III. Vegetable OILs are procured either by expression, infusion, or distillation.
1. Those by expression are obtained from the seed, leaves, fruit, and bark of plants; which, being pounded in a mortar, the oil is forced out by means of a press, without the aid of heat. Such are the oils of olives, almonds, beech-mast, rape, and linseed.
2. In essential oils procured by infusion or decoction, the virtues of some particular plant are ex-tracted. To this kind belong the oils of roses, chamomile, etc. ; which, however, ought to be boiled only so long as there remains any aqueous moisture ; for otherwise they will become black.
3. Other essential oils of vegetables are prepared by distillation, only from those plants, or parts of -plants, that possess a considerable odour. They contain the fragrance, warmth, pungency, and often the active powers of the substance, from which they are drawn ;; whence they have received the name of essences, or essential oils for instance, those of cloves, cin-namon etc.—See Essence.
As many of these oils are ex-sive, and frequently adulterated with alkohol, or with expressed and inferior essential oils, we shall point out a few methods by which such practices may be detected;
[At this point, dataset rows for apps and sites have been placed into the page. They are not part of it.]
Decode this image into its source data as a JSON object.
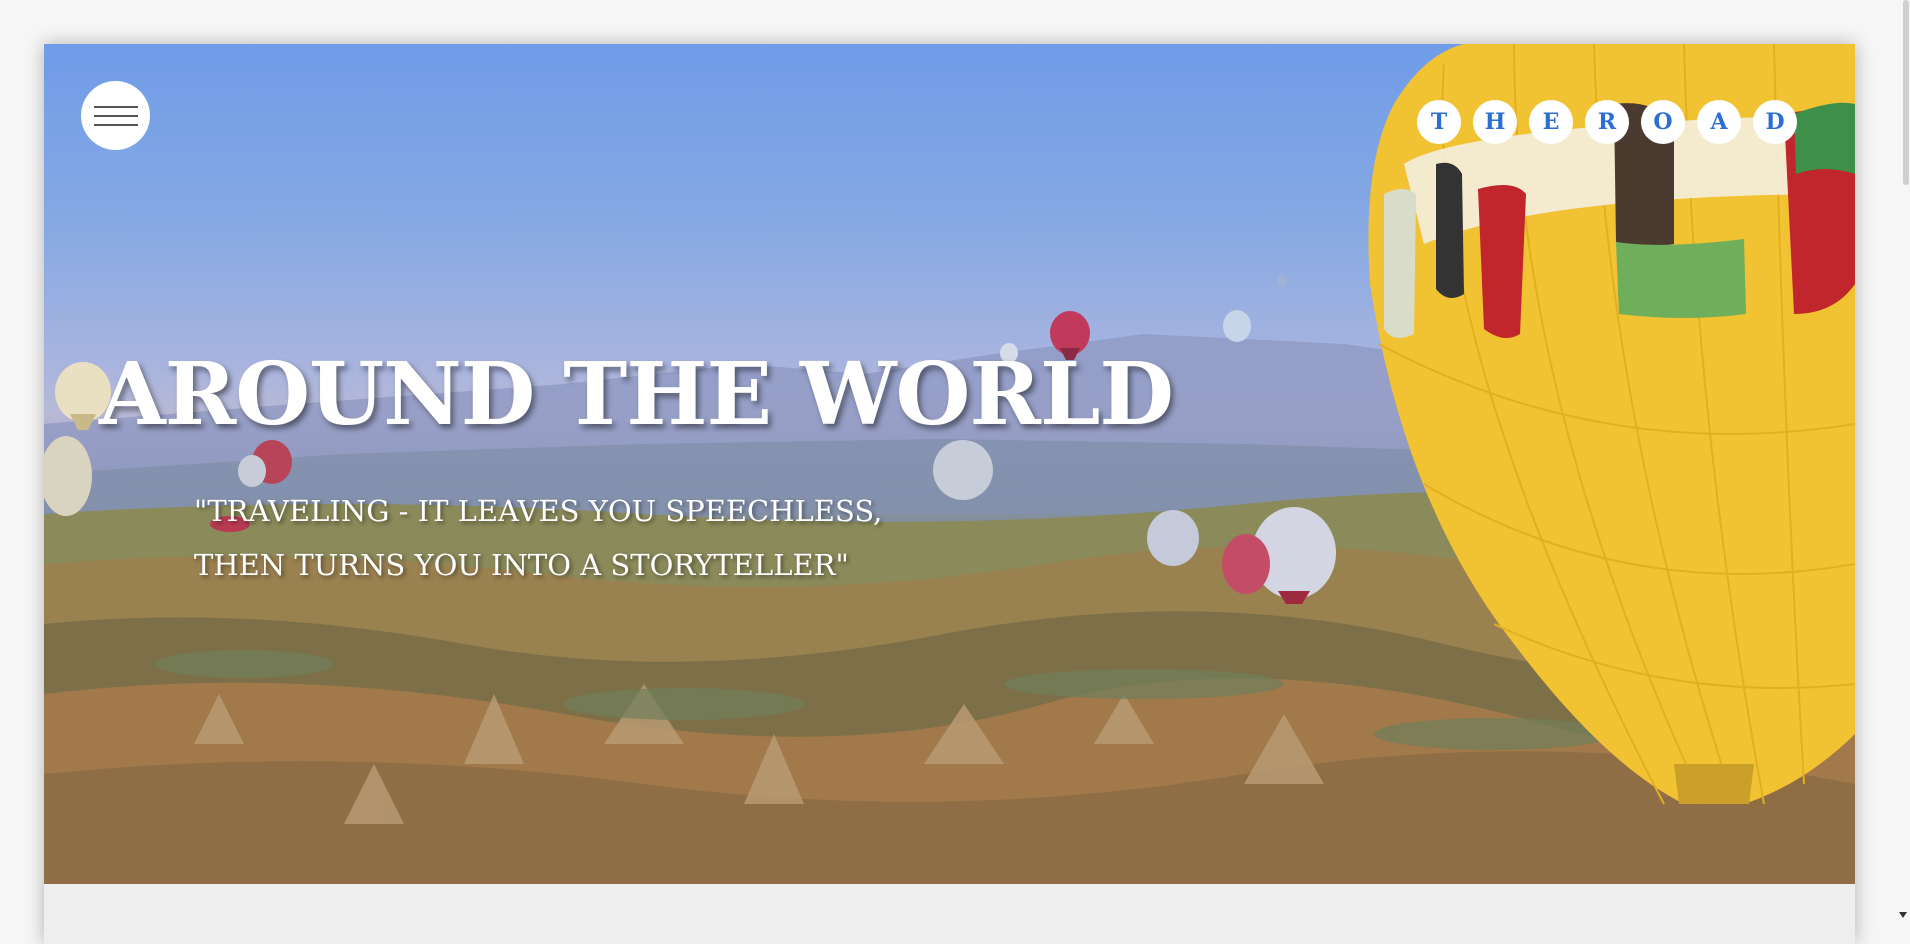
{
  "header": {
    "menu_icon": "hamburger-icon",
    "brand_letters": [
      "T",
      "H",
      "E",
      "R",
      "O",
      "A",
      "D"
    ]
  },
  "hero": {
    "title": "AROUND THE WORLD",
    "quote_line_1": "\"TRAVELING - IT LEAVES YOU SPEECHLESS,",
    "quote_line_2": "THEN TURNS YOU INTO A STORYTELLER\"",
    "background": "hot-air-balloons-landscape-photo"
  },
  "colors": {
    "brand_letter": "#2c6fd4",
    "sky_top": "#6f9ce8",
    "balloon_yellow": "#f1c232"
  }
}
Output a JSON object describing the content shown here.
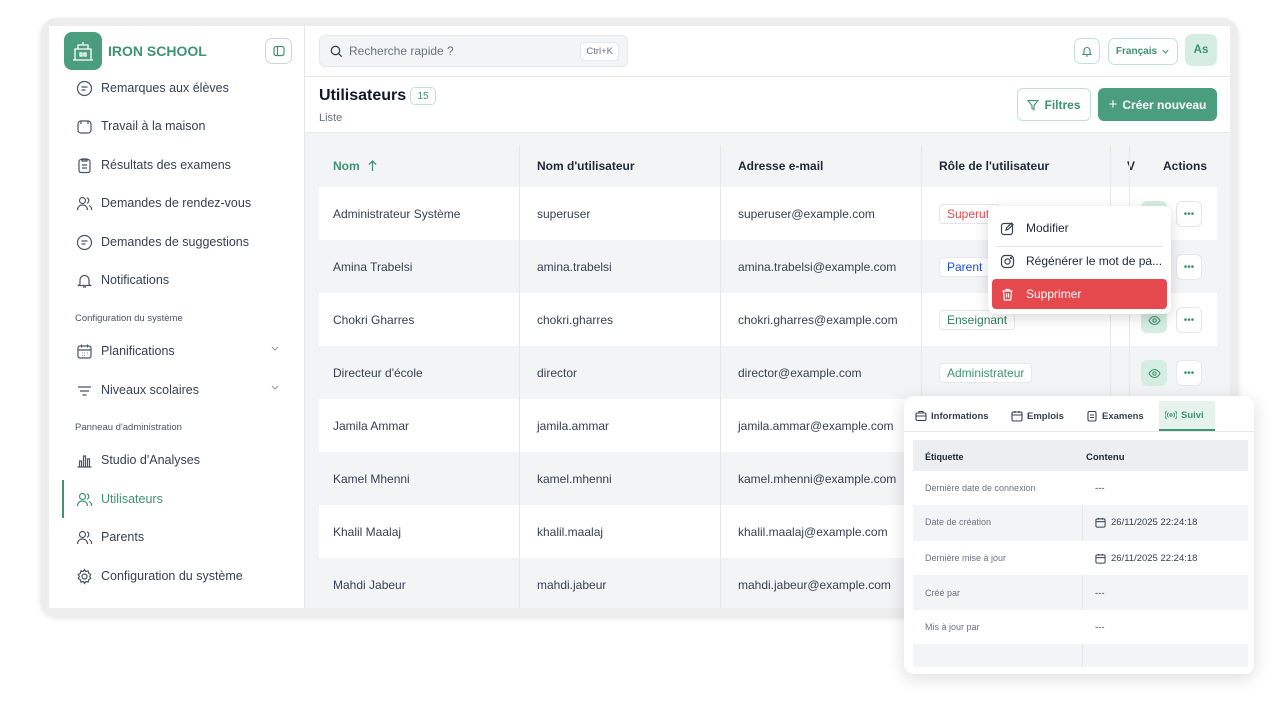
{
  "brand": {
    "name": "IRON SCHOOL"
  },
  "search": {
    "placeholder": "Recherche rapide ?",
    "shortcut": "Ctrl+K"
  },
  "topbar": {
    "language": "Français",
    "avatar_initials": "As"
  },
  "sidebar": {
    "items_top": [
      {
        "label": "Remarques aux élèves",
        "icon": "chat-icon"
      },
      {
        "label": "Travail à la maison",
        "icon": "bag-icon"
      },
      {
        "label": "Résultats des examens",
        "icon": "clipboard-icon"
      },
      {
        "label": "Demandes de rendez-vous",
        "icon": "users-icon"
      },
      {
        "label": "Demandes de suggestions",
        "icon": "chat-icon"
      },
      {
        "label": "Notifications",
        "icon": "bell-icon"
      }
    ],
    "section_config": "Configuration du système",
    "items_config": [
      {
        "label": "Planifications",
        "icon": "calendar-icon"
      },
      {
        "label": "Niveaux scolaires",
        "icon": "filter-lines-icon"
      }
    ],
    "section_admin": "Panneau d'administration",
    "items_admin": [
      {
        "label": "Studio d'Analyses",
        "icon": "bar-chart-icon"
      },
      {
        "label": "Utilisateurs",
        "icon": "users-icon",
        "active": true
      },
      {
        "label": "Parents",
        "icon": "users-icon"
      },
      {
        "label": "Configuration du système",
        "icon": "gear-icon"
      }
    ]
  },
  "page": {
    "title": "Utilisateurs",
    "count": "15",
    "subtitle": "Liste",
    "filters_label": "Filtres",
    "create_label": "Créer nouveau"
  },
  "table": {
    "columns": [
      "Nom",
      "Nom d'utilisateur",
      "Adresse e-mail",
      "Rôle de l'utilisateur",
      "V",
      "Actions"
    ],
    "rows": [
      {
        "name": "Administrateur Système",
        "username": "superuser",
        "email": "superuser@example.com",
        "role": "Superuti",
        "role_color": "#e5484d"
      },
      {
        "name": "Amina Trabelsi",
        "username": "amina.trabelsi",
        "email": "amina.trabelsi@example.com",
        "role": "Parent",
        "role_color": "#1d4ed8"
      },
      {
        "name": "Chokri Gharres",
        "username": "chokri.gharres",
        "email": "chokri.gharres@example.com",
        "role": "Enseignant",
        "role_color": "#2f7d5d"
      },
      {
        "name": "Directeur d'école",
        "username": "director",
        "email": "director@example.com",
        "role": "Administrateur",
        "role_color": "#3e9470"
      },
      {
        "name": "Jamila Ammar",
        "username": "jamila.ammar",
        "email": "jamila.ammar@example.com",
        "role": "",
        "role_color": "#374151"
      },
      {
        "name": "Kamel Mhenni",
        "username": "kamel.mhenni",
        "email": "kamel.mhenni@example.com",
        "role": "",
        "role_color": "#374151"
      },
      {
        "name": "Khalil Maalaj",
        "username": "khalil.maalaj",
        "email": "khalil.maalaj@example.com",
        "role": "",
        "role_color": "#374151"
      },
      {
        "name": "Mahdi Jabeur",
        "username": "mahdi.jabeur",
        "email": "mahdi.jabeur@example.com",
        "role": "",
        "role_color": "#374151"
      }
    ]
  },
  "context_menu": {
    "edit": "Modifier",
    "reset_password": "Régénérer le mot de pa...",
    "delete": "Supprimer"
  },
  "panel": {
    "tabs": [
      "Informations",
      "Emplois",
      "Examens",
      "Suivi"
    ],
    "active_tab": "Suivi",
    "header_label": "Étiquette",
    "header_value": "Contenu",
    "rows": [
      {
        "label": "Dernière date de connexion",
        "value": "---"
      },
      {
        "label": "Date de création",
        "value": "26/11/2025 22:24:18"
      },
      {
        "label": "Dernière mise à jour",
        "value": "26/11/2025 22:24:18"
      },
      {
        "label": "Créé par",
        "value": "---"
      },
      {
        "label": "Mis à jour par",
        "value": "---"
      }
    ]
  },
  "colors": {
    "accent": "#3e9470",
    "danger": "#e5484d"
  }
}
J. If there be reason to suspect that an essence is sophisiticated with alkihot, or rectified spirit of wine it will be advisable to pour a few drops into a glass of pure water; and, if it be actually a base mixture, the whole nil) now become milky ; and, on repeatedly agitating the glass,- all the spirituous part will be absorbed by the water, while the genuine oil w ill float on the surface.
2. If the adulteration be effected by the aid of an expressed oil, the fraud may be discovered, by simply adding a little spirit of wine to a few drops of the suspected ; oil, and" shaking them together : for- the spirit will dissolve all the essence, or that obtained by distillation, while the expressed oil will not be in the least affected.
3. Lastly, if an essential oil-should have been mixed with a; cheaper or inferior essence (which is usually effected by distilling oil of turpentine with the herbs from which the essential oil is drawn), the imposition will speedily and spontaneously appear. But there is a more expeditious mode of detecting it; namely, by dipping a piece of rag, or paper, into the suspected essence, and holding it before the fire ; when the grateful fragrance of the plant will be volatilized; and. the scent of the turpentine will remain..
On the properties or virtues of essential oils, we cannot enter in this place; for, as they correspond with those of the substances from which they are obtained, the reader will, in particular instances, resort to their alphabetical series—.See also Menstruum.
Oil. - In April, 1792, a patent was granted to Mr. Cha. Gower, for his method of depurating and improving animal oil. He directs equal quantities of oil, and of water previously acidulated with a due proportion of vitriolic acid, to be poured into a barrel or other vessel, which must be placed pear a fire, and briskly agitated, in order to unite the two fluids. The liquor is then passed into pans, with a view to complete the solution of the gelatinous parts ; and that the water may sink to the bottom; when the clear oil is decanted. Should, however, the oil intended to be purified have a turbid, or ropy appearance, the patentee directs equal parts of such liquid, and pure water, to be mixed with a little yeast, and shaken in the manner above-mentioned. When the fermentation ceases, the whole must be poured into similar pans, where all feculent particles will subside, and the pure oil float on the surface, whence it may be drawn off for use.